This new type projectile consists of an 8.8 cm streamlined shell body fitted with centering and rotating band rings which permit it to be fired from a 10.5 cm weapon. Both the centering ring and rotating band ring are so designed that they become detached from the shell body under the influence of centrifugal force on leaving the muzzle of the gun. The advantage of such a design, provided it functions properly, is that a lighter weight projectile of smaller diameter is fired from a 10.5 cm weapon instead of the normal 10.5 cm projectile. The effect is to give a higher muzzle velocity and longer range for the 8.8 cm streamlined shell body than would be obtained with the standard 10.5 cm high explosive projectile. However, the effectiveness is reduced due to lower weight of projectile.

One disadvantage of this type of shell lies in the possibility of injury to friendly troops when the centering rings and rotating band are cast from the projectile. The centrifugal force would make these pieces into dangerous missiles.

The complete weight of the projectile is 23 pounds. Projectiles examined have been filled with a high explosive charge, and fitted with a percussion type nose fuze (AZ 23v.). The 15 cm shell of similar design employs the same fuze. The explosive trains of these projectiles are similar to those for the usual type of German high explosive shell.

German: p. 311

7.92 mm M SS 41: Antitank Rifle

7.92 mm M SS 41: Antitank Rifle

This antitank weapon, a manually operated, magazine-fed, air-cooled, high-velocity rifle which was standardized for production in 1941, fires the same necked-down cartridge as the Panzerbüchse 39. Although classified as an antitank rifle, the use of heavier armor on modern tanks has rendered the weapon effective against lightly-armored vehicles only.
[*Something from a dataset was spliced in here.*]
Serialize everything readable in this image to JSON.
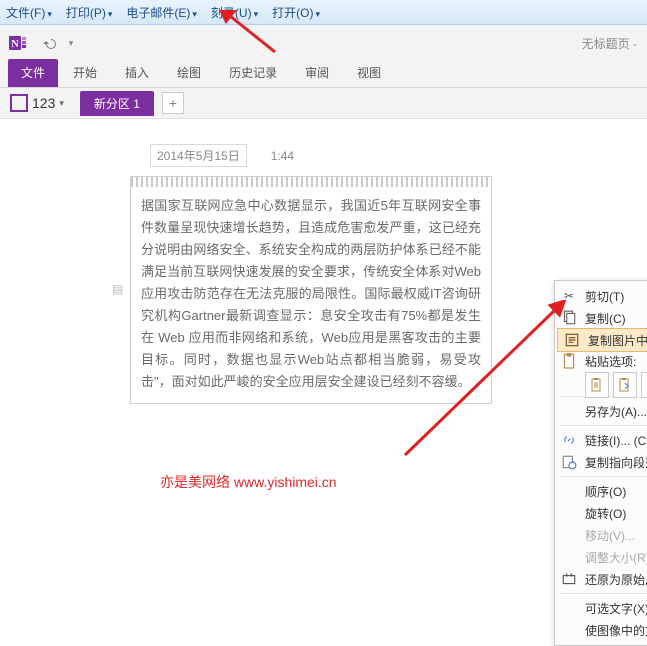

A hinged bipod similar to that of the MG 34 is attached to the front of the receiver jacket. It folds forward for convenience in carrying. The gun is also equipped With carrying handle and sling; the former is fitted to the top of the barrel group, and the latter is attached on the right side at the bipod and back plate assembly.

A “U” type rear sight and an adjustable front sight of the square block type fold to the rear when not in use.

The gun is put in a “Safe” position by pulling the barrel housing lock extension 1/4-inch to the rear so that its rear alignment mark is aligned with the mark “S” on the barrel housing lock. When in this position, the trigger cannot be pulled, nor can the action be opened. If the trigger is pulled while the action is not entirely closed, the gun will not fire. It is necessary to release the trigger and pull it again in order to release the sear. When the magazine is empty, the action is kept open by the protrusion of the magazine follower which stops the rearward movement of the barrel housing.


Caliber       7.92 mm (.312 in.)
Weight (with empty magazine)29 3/4 lbs.
Length (overall)59 1/4 ins.
Sight radius30 15/16 ins.
Principle of operationManually operated
Feeding deviceMagazine
Capacity of feeding device6 rounds
Cooling systemAir
Ammunition types13 mm case necked down to 7.92 mm. Same as used in the PZ B39. See Page 211.)
Rate of fire
Type of sight“U” type rear sight; square block type front sight.
Weight of barrel (w/fittings)13 1/4 lbs.
Length of barrel43 3/8 ins.
Length of rifling
     TwistR. H.
     No. of grooves4
     Depth of grooves
     Width of grooves
Muzzle velocity (estimated)3,540 f/s
Type of mountBipod

German: p. 210.1 (May 1, 1945)